Get the truth from someone you trust, but brace yourself for what you might hear.
April 24, 2022
Coaches and mentors come in all shapes and sizes. If you are ready for change, look for people who hold a mirror up to your approaches, who ask challenging questions, and who offer you relevant feedback that allows you to stop doing what isn’t working, and do more of what does.
A dear friend once responded to a question with complete honesty. I asked her if she was upset with me because she seemed to be acting ‘different.’ Without a blink, she looked at me and said, “Robyn, everything’s not about you.”

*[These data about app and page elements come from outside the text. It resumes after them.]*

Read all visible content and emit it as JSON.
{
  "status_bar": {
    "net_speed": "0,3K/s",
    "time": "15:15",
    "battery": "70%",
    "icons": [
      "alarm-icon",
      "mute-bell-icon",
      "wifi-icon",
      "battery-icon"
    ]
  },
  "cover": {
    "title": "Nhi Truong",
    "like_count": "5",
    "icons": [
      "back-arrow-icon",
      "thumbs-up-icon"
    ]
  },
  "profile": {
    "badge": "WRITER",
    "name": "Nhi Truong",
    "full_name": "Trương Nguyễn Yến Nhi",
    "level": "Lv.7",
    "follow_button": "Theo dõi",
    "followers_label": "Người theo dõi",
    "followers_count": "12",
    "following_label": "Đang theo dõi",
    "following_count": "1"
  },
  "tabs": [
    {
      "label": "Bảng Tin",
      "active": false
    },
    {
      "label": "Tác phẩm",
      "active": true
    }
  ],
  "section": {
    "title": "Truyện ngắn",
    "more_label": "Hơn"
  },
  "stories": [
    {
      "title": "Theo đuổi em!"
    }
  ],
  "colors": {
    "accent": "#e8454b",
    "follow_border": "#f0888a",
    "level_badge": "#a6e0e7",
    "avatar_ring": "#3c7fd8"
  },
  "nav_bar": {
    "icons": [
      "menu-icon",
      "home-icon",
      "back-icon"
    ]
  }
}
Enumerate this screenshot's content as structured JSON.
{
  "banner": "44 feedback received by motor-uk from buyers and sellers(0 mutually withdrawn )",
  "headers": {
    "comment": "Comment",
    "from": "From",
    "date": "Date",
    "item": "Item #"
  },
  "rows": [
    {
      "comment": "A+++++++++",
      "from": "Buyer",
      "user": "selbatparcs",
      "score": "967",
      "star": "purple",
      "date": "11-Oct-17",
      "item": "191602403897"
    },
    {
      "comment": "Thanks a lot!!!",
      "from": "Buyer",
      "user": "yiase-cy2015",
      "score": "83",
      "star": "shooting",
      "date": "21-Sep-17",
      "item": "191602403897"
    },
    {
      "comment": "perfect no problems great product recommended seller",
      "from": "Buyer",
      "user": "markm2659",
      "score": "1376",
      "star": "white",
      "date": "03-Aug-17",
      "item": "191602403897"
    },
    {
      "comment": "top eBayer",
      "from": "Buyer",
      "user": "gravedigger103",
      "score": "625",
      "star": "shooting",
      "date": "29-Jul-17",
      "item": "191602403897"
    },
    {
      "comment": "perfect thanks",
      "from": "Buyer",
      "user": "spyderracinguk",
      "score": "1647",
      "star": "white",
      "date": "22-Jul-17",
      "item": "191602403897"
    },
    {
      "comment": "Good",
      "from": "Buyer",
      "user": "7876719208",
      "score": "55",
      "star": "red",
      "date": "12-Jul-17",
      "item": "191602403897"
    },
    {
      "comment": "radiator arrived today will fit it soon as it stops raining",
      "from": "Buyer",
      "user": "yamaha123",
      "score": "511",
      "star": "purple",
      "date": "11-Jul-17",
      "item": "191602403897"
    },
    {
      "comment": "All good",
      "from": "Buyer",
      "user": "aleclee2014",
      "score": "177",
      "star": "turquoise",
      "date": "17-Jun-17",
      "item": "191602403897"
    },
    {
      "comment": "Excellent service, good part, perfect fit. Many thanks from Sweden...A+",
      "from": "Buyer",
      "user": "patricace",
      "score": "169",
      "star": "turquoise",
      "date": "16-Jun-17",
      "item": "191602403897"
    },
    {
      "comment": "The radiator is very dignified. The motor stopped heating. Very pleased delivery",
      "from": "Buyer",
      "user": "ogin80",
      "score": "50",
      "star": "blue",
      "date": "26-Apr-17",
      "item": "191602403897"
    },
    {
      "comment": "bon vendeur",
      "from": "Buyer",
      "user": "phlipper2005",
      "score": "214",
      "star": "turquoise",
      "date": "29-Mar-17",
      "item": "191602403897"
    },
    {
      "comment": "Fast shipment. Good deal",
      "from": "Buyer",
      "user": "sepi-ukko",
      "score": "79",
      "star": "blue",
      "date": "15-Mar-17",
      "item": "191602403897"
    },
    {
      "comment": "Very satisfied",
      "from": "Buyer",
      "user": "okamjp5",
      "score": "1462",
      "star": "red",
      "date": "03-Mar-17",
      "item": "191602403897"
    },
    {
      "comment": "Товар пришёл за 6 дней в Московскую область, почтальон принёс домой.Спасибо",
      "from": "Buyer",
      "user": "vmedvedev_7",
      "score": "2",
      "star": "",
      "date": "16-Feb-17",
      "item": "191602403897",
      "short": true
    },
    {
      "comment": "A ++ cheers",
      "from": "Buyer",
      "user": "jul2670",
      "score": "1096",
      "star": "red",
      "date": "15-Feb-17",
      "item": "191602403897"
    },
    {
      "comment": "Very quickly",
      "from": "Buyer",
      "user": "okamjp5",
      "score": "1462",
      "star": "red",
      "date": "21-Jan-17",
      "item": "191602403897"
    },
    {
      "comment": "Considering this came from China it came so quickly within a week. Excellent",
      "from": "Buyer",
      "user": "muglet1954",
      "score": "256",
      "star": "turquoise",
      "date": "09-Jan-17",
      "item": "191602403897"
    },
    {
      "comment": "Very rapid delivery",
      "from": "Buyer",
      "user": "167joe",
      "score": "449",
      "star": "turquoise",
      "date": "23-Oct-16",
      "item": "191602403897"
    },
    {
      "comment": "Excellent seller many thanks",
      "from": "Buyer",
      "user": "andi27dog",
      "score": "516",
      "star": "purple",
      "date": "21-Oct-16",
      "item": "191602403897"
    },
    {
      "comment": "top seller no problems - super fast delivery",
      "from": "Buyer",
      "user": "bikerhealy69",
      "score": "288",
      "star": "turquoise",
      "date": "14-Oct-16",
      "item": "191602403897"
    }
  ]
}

Ouch! At that point in an exchange, it doesn’t come naturally, at least to me, to say, “Please, tell me more.” But that’s what I have learned to do.
After I got over the shock and recovered from the embarrassment, I knew she’d givven me important information. Everything is not about me. My friend was having a hard time for her own reasons, and instead of jumping in to support her, I was worried about myself.
Whether certified as a coach with a title, or someone who cares enough about you to be honest, keep your eyes open for those people who not only help you expand your thinking, but also give you honest feedback.
Another example of beneficial but hard to hear feedback came many years before the situation I just mentioned. A former co-worker also gave me a hard to hear piece of feedback for which I have become deeply grateful.
I commented on how sad a particular person’s life was, and she said, “Robyn, don’t you find it odd that everybody’s life but yours is so sad?”
Again, initial reaction — shock. And then anger, and finally, embarrassment. It took me a little longer with this one to move through the jumble of feelings I experienced. But with a bit of time, I saw the truth of what she’d said. I was distancing myself from feeling anything, looking at the world from a lofty place that was protecting me from feeling awful.
Those examples reflect people who cared enough about me to tell me the truth. They didn’t hold a certification in coaching, but they were able to see, and cared enough about me to mirror, behaviors that weren’t serving me.
We all need people we trust enough to allow them to tell us what they see before we run our lives into a ditch.
Those people changed the course of my life. One helped me begin to get over myself and work on my insecurities rather than hiding behind them. The other reinforced my desire to understand relationships and how we defend ourselves from feelings. That desire set me on a career path that has continued to bring me gifts beyond my wildest hopes.
As an independent psychotherapist and certified coach I am privileged to help clients explore what it means to be human, and how to get the most out of this short blip of a life we have been handed.
Here are five ideas to help you take advantage of the wise people in your life:
1. Use discretion.
It matters who you choose to trust. Sometimes people can be mean. Make sure your ‘coach’ is someone whose values, motives, and instincts you respect. They walk the walk, and you’ve seen their track record.
2. Be vulnerable.
The feedback you get will only be as good as your output. We all have limitations and insecurities. You can’t hide them. The people who know you well enough to give you helpful feedback already see them. So, stop hiding or pretending to be someone beyond who you are right now.
3. Ask for feedback, and then listen.
The easiest way to get the truth is to ask, “Please, tell me what you’re hearing me say or do that’s getting in my way.” Whether what they say is easy to swallow or a punch in the stomach, sit with it. Generally, the punch in the stomach feedback is the stuff that can put you back on a track that will keep you out of a ditch.
Allow yourself to have whatever feelings the feedback generates — fear, anger, frustration, insecurity, embarrassment. Feelings are critical information. My first reaction to hard to hear feedback is usually surprise or shock, then some degree of anger, then embarrassment when I realize the grain of truth in what I’ve heard. And finally, I almost always feel gratitude and relief for receiving information that can help me stop getting in my own way.
5. Take action.
Don’t waste the gift. What good is feedback if you don’t use it, don’t somehow change? If somebody gives you great feedback, don’t simply head-trip with it. Instead, take action to rectify or remove whatever barrier you’ve erected to protect yourself from life. This goes for every area of your life. Look for feedback to become a better parent, friend, sibling, worker, and colleague. And then do the work.
JD, in How To Use A Coach Effectively, adds an important element when he says, “Remember, you change yourself. Your coach doesn’t change you. Your coach is not a crutch — they’re a potential change agent, but change is up to you.”
If you’re lucky enough to have someone you respect in your life, whether they have a certificate in coaching or they are simply someone you’ve come to trust, change and growth are up to you. Keep these five ideas in mind as you move forward so that you keep yourself as far away from the ditch as possible:
- Use discretion in choosing your coaches.
- Be vulnerable and authentic.
- Ask for feedback and then listen.
- Make room for feelings.
- Take action.